##### PROVIDED RECORDS

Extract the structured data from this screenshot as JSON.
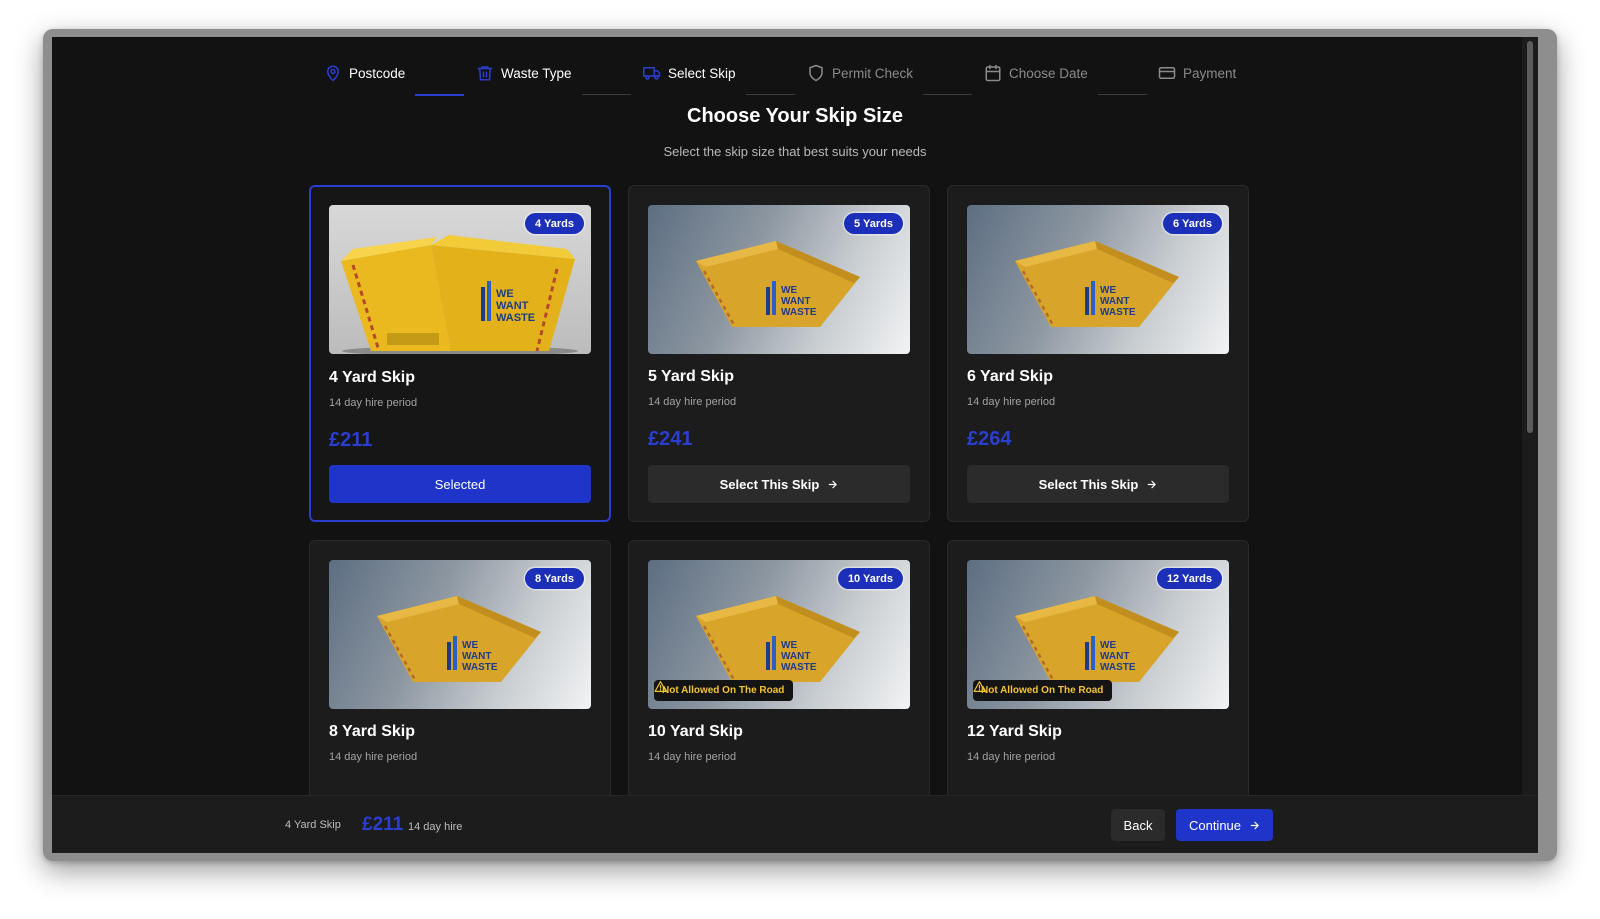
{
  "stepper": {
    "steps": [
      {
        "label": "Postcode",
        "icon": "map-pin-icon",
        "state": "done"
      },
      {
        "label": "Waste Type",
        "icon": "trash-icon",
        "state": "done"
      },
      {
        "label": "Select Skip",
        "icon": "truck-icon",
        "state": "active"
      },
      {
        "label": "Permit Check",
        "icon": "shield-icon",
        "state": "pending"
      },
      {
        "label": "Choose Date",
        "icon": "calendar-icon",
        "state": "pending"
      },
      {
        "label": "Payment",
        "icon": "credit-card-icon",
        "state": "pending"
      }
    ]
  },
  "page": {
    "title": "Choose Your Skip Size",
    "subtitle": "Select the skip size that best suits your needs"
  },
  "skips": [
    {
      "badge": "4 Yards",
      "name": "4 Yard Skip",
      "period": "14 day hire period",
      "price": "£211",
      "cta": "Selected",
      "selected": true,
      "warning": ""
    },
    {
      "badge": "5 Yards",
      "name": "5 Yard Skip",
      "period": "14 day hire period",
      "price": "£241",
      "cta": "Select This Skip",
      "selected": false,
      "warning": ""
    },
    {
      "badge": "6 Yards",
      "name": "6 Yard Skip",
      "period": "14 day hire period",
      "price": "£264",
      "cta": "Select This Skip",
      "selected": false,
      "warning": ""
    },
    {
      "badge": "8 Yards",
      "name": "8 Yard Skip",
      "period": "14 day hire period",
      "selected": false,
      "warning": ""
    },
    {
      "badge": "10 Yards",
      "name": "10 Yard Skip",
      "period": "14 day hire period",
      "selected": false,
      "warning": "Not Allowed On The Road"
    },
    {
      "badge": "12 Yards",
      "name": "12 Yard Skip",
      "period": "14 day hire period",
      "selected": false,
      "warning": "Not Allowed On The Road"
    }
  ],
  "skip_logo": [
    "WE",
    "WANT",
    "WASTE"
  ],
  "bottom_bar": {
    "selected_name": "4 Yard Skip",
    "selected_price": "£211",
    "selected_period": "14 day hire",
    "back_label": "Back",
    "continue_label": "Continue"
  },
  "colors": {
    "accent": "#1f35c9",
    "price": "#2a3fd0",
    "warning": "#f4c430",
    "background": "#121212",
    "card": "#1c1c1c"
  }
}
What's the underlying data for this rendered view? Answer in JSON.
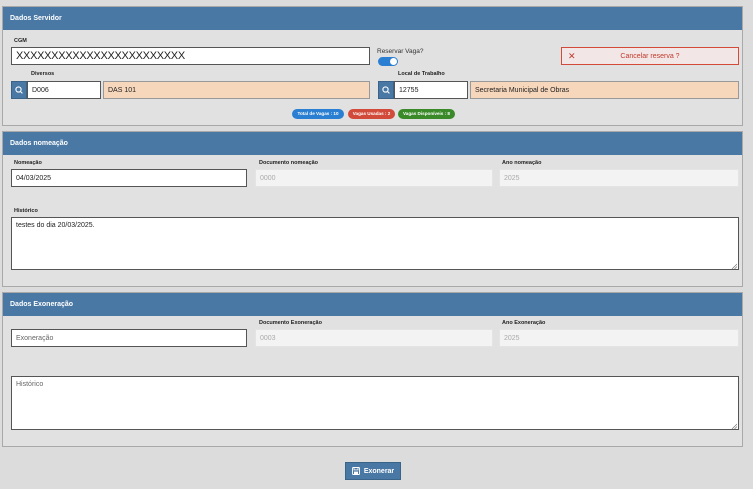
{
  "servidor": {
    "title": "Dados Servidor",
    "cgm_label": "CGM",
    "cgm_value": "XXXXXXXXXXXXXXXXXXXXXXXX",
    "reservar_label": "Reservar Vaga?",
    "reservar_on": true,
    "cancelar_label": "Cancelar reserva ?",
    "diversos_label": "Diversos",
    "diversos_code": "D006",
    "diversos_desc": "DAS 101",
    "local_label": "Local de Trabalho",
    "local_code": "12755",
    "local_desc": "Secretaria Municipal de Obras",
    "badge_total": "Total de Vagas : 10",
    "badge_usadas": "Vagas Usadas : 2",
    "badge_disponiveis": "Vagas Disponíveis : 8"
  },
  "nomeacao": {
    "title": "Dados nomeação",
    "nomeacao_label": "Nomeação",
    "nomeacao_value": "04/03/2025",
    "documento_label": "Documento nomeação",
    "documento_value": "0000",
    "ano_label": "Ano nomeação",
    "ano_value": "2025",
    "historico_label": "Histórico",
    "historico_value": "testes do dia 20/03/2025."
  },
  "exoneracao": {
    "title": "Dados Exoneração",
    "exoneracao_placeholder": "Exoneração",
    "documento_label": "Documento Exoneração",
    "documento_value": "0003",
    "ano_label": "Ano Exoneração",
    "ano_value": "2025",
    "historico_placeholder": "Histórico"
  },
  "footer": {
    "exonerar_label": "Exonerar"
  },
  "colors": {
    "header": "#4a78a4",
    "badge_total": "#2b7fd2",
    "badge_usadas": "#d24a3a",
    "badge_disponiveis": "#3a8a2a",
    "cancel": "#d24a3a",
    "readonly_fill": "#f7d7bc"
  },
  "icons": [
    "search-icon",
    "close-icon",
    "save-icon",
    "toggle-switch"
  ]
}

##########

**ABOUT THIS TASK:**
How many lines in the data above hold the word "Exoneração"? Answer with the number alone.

**ANSWER TO THIS TASK:**
4